EXERCISE DIRECTIONS - Bring together all lines of the material below that contain the string "left".

Top of DATASET EXTRACT

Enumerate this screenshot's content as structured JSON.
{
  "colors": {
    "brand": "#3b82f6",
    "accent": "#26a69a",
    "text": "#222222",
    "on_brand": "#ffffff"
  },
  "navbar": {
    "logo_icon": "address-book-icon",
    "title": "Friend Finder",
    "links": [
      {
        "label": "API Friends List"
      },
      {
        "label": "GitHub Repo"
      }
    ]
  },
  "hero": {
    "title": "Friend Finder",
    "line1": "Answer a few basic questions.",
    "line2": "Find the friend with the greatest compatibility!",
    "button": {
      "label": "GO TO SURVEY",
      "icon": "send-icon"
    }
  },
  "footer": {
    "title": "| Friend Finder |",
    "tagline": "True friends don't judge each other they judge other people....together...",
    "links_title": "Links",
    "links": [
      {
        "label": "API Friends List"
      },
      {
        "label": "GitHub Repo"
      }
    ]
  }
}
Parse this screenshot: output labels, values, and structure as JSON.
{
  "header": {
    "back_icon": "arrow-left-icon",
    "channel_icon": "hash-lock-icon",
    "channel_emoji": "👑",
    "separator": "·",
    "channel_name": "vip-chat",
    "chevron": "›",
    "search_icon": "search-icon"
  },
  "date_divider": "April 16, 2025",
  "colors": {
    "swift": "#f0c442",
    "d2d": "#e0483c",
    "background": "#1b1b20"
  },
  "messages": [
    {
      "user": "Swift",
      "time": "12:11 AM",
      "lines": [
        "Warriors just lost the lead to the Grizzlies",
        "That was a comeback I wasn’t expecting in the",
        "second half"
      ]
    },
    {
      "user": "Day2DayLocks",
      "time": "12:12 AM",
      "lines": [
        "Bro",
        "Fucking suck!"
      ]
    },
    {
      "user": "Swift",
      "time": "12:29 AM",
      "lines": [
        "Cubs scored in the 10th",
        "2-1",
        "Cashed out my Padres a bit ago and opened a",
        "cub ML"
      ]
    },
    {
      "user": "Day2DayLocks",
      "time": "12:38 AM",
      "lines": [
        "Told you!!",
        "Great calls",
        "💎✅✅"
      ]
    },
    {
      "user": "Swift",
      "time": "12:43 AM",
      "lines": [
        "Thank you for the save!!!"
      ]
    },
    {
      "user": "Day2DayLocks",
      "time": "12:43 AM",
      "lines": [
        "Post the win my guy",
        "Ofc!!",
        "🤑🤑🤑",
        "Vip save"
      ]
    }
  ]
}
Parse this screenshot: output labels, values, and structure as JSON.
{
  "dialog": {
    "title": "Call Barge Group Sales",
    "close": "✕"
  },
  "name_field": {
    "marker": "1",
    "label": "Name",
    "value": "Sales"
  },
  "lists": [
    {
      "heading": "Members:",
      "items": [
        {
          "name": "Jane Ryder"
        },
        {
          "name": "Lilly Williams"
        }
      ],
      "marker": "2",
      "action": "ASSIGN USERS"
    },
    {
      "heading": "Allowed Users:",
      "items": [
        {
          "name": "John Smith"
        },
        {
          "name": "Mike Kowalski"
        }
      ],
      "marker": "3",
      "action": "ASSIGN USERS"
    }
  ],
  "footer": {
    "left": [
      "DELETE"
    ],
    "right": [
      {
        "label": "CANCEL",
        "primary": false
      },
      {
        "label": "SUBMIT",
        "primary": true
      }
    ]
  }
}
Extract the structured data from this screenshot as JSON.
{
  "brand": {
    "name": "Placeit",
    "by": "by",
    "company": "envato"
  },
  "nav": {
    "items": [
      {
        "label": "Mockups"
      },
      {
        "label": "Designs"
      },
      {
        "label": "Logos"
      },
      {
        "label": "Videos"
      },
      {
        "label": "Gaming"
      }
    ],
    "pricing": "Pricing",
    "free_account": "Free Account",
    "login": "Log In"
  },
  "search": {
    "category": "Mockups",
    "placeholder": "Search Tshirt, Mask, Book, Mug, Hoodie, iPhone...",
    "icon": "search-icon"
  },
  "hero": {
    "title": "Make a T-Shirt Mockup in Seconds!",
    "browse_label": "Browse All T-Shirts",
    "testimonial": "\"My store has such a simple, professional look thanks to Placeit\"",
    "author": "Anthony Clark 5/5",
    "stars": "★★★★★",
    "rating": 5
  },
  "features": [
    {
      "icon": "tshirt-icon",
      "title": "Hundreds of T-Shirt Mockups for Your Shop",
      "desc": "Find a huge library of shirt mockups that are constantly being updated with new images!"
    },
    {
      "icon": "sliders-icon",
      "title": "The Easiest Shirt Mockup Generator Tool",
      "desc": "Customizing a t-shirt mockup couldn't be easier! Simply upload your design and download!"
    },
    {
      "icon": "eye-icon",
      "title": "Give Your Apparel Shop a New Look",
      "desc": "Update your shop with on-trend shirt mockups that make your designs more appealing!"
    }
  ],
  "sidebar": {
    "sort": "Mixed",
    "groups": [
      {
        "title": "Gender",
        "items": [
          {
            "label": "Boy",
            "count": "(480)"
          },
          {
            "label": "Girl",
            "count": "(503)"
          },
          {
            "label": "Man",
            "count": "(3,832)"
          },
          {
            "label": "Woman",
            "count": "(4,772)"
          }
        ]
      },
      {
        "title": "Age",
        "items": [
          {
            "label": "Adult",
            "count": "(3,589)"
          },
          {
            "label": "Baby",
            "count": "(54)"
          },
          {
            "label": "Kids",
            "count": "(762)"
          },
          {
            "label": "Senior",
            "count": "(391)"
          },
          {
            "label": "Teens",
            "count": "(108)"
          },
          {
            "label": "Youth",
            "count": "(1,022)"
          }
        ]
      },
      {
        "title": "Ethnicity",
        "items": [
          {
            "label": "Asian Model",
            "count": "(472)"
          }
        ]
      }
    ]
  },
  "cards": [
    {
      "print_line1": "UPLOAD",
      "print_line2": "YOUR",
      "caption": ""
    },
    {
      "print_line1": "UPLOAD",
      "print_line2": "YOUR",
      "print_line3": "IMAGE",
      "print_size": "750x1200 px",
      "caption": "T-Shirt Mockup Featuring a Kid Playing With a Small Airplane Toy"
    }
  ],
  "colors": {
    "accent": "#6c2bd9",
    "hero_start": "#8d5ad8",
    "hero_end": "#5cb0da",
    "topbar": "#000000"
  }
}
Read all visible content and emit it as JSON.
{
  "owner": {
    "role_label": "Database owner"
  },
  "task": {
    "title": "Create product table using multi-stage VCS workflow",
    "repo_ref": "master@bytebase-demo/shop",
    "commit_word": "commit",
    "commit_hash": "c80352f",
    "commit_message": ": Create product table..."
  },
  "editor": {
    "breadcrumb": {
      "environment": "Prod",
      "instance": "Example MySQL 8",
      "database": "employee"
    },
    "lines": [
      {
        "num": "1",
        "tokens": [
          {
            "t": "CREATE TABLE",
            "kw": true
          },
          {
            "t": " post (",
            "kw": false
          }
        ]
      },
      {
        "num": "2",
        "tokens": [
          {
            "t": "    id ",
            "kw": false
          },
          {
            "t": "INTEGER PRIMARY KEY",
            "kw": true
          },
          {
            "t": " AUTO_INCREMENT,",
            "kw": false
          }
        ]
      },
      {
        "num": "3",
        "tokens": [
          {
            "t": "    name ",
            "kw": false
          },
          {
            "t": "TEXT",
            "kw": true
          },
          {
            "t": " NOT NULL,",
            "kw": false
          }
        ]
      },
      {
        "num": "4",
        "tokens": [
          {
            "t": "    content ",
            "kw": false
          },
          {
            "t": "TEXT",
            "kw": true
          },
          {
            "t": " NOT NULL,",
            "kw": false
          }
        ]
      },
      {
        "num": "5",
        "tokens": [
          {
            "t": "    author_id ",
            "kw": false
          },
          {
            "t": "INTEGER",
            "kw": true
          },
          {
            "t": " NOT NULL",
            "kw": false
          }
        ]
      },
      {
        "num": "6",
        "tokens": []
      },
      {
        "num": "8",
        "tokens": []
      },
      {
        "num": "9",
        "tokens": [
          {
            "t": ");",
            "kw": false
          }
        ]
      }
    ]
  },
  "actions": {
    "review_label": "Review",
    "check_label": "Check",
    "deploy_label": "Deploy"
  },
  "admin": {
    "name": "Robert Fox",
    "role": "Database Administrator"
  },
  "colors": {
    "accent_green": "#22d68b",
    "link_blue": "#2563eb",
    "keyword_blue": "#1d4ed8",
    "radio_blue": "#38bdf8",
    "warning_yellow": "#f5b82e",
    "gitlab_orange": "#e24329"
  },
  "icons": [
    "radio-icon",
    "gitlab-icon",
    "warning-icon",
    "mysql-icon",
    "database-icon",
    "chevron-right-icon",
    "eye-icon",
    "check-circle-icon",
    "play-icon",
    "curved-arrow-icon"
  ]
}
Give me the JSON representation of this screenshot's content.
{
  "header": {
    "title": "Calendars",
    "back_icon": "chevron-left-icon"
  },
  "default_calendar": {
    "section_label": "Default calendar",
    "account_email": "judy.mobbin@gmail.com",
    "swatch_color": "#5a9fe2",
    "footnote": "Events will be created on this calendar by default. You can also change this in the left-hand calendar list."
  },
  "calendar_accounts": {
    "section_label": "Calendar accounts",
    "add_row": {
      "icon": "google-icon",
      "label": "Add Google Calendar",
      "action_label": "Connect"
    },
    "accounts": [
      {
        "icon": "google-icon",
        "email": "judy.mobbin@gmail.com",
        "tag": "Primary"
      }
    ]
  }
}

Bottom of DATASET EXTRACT

RESULT BELOW -
    "back_icon": "arrow-left-icon",
    "left": [
    "back_icon": "chevron-left-icon"
    "footnote": "Events will be created on this calendar by default. You can also change this in the left-hand calendar list."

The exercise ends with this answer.